Work required: Look over the material for the string "this". Copy every line where it turns up.

--

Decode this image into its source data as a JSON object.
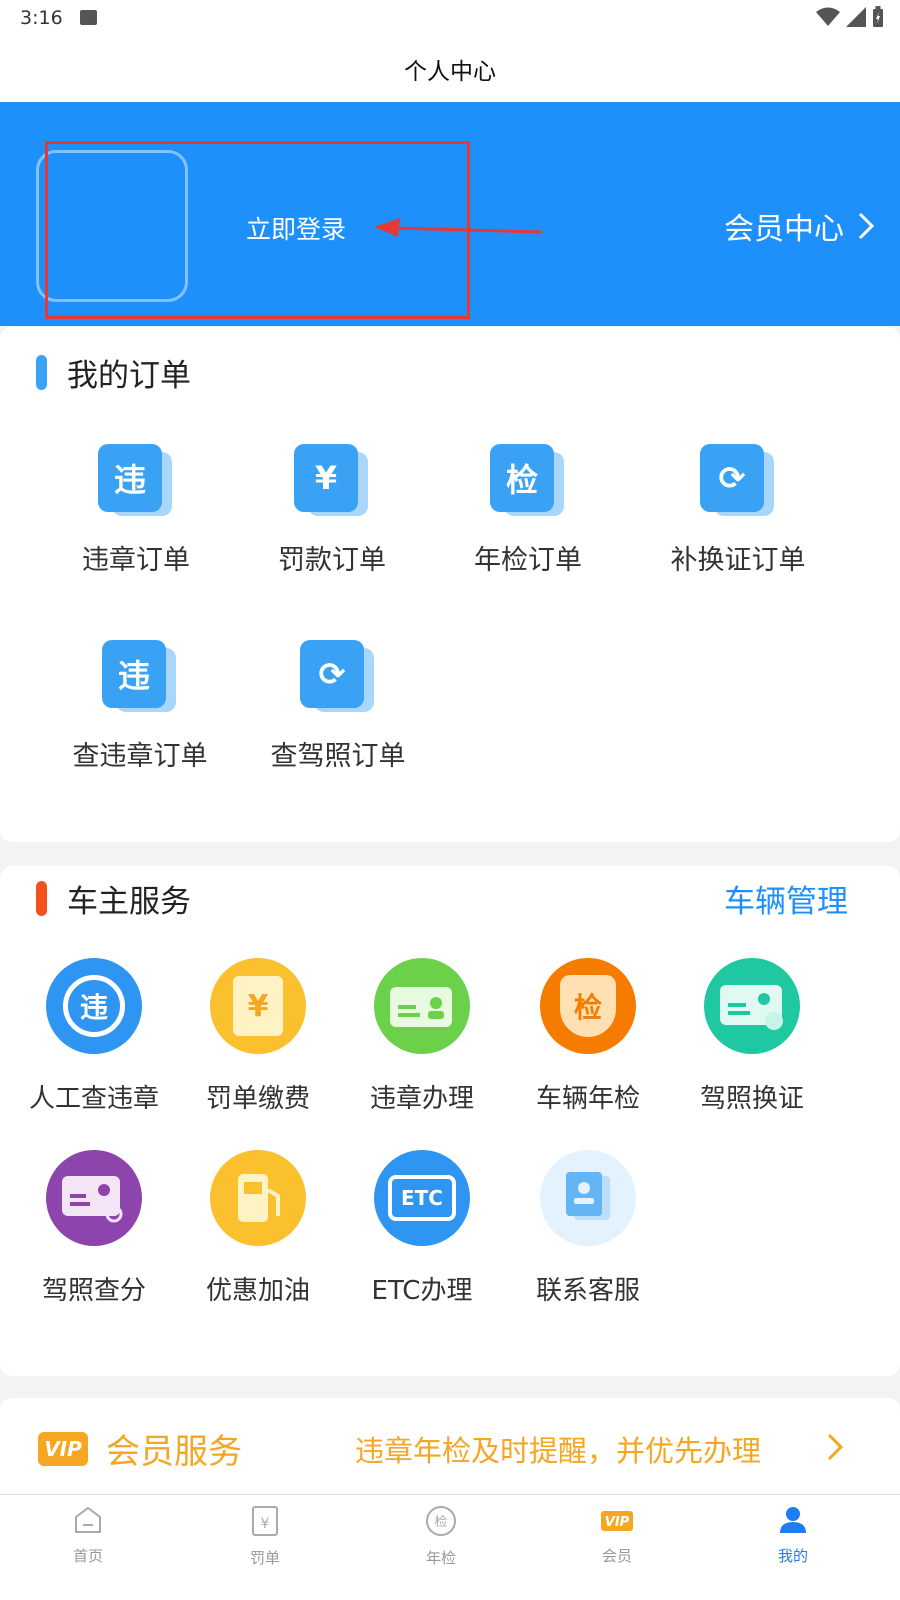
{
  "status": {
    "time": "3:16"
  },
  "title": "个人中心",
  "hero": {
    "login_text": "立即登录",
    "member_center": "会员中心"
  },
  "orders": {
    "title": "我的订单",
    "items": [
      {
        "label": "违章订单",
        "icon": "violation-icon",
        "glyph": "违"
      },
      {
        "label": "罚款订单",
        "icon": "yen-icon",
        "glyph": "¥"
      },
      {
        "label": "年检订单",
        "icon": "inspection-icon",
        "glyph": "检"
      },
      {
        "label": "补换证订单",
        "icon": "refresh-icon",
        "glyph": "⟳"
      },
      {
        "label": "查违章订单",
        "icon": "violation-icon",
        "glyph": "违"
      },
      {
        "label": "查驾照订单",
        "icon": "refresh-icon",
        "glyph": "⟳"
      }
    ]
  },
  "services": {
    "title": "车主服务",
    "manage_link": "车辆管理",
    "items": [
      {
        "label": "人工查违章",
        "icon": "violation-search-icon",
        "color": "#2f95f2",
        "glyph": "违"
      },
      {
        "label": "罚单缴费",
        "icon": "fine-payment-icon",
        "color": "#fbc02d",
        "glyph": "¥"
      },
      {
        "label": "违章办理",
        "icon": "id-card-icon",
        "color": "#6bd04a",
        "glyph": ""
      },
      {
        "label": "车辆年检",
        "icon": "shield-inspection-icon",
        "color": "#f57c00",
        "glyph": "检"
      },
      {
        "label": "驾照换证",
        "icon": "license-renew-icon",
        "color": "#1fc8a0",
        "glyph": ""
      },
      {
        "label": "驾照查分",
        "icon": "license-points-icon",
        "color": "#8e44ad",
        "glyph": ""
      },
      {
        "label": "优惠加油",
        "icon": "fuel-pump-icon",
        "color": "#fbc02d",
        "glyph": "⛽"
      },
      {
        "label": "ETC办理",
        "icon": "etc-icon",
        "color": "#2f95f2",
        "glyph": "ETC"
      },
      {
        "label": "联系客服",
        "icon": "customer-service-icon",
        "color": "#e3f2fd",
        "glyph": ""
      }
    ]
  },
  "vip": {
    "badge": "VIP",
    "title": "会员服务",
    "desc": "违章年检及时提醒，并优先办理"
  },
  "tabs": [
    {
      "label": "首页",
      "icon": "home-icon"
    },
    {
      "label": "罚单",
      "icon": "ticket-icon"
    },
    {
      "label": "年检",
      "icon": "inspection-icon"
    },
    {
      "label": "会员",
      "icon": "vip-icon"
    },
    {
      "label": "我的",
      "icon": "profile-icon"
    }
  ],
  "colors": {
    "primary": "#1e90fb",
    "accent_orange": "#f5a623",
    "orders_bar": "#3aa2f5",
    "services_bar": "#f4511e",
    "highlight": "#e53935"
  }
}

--

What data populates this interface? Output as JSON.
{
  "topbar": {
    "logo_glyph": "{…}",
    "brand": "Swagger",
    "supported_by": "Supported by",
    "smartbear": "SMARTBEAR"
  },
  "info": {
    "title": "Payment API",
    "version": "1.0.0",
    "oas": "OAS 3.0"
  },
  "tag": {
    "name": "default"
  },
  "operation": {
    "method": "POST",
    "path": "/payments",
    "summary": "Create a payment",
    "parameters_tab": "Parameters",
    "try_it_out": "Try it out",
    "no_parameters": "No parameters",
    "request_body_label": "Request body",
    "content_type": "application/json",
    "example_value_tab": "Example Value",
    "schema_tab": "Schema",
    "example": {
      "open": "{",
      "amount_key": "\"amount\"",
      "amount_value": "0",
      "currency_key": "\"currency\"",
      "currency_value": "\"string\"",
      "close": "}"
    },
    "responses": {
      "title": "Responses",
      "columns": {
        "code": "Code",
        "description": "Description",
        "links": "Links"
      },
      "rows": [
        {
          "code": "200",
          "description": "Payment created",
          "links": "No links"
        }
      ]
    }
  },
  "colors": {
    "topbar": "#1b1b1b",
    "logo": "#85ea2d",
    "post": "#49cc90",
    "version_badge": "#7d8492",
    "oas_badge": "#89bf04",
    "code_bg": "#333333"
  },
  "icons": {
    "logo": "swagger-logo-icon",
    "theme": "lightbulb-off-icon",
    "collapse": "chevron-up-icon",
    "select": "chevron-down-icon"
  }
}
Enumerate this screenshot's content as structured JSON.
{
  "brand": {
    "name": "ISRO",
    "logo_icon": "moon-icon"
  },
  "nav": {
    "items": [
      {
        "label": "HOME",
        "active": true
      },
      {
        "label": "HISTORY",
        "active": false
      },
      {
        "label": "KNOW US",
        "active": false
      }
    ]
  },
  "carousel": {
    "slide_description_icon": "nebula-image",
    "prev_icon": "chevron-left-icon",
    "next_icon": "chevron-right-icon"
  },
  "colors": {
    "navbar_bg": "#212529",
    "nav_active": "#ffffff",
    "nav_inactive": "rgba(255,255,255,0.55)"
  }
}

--

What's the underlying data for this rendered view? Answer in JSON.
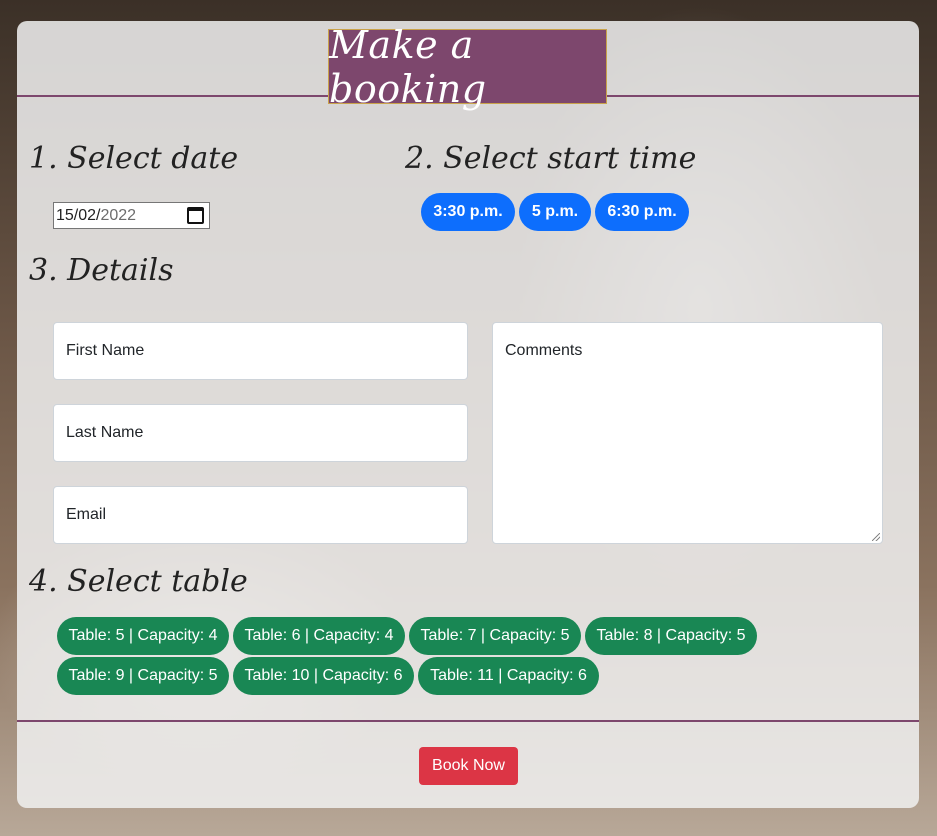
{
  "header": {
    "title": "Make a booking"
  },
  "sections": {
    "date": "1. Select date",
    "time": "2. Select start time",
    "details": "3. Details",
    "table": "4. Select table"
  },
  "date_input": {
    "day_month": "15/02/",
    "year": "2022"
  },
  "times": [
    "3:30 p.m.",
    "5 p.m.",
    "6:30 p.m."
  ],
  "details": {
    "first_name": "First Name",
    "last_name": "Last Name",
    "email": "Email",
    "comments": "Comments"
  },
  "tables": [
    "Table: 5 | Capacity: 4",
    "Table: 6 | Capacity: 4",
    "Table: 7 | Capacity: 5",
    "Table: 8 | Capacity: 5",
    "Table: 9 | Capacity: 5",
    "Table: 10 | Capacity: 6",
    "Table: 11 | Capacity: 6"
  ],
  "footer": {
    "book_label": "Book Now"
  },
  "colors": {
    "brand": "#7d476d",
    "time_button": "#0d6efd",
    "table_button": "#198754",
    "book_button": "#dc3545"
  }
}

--

Answer to the problem:
Decode this image into its source data as a JSON object.
What data populates this interface? Output as JSON.
Enumerate this screenshot's content as structured JSON.
What's the underlying data for this rendered view? Answer in JSON.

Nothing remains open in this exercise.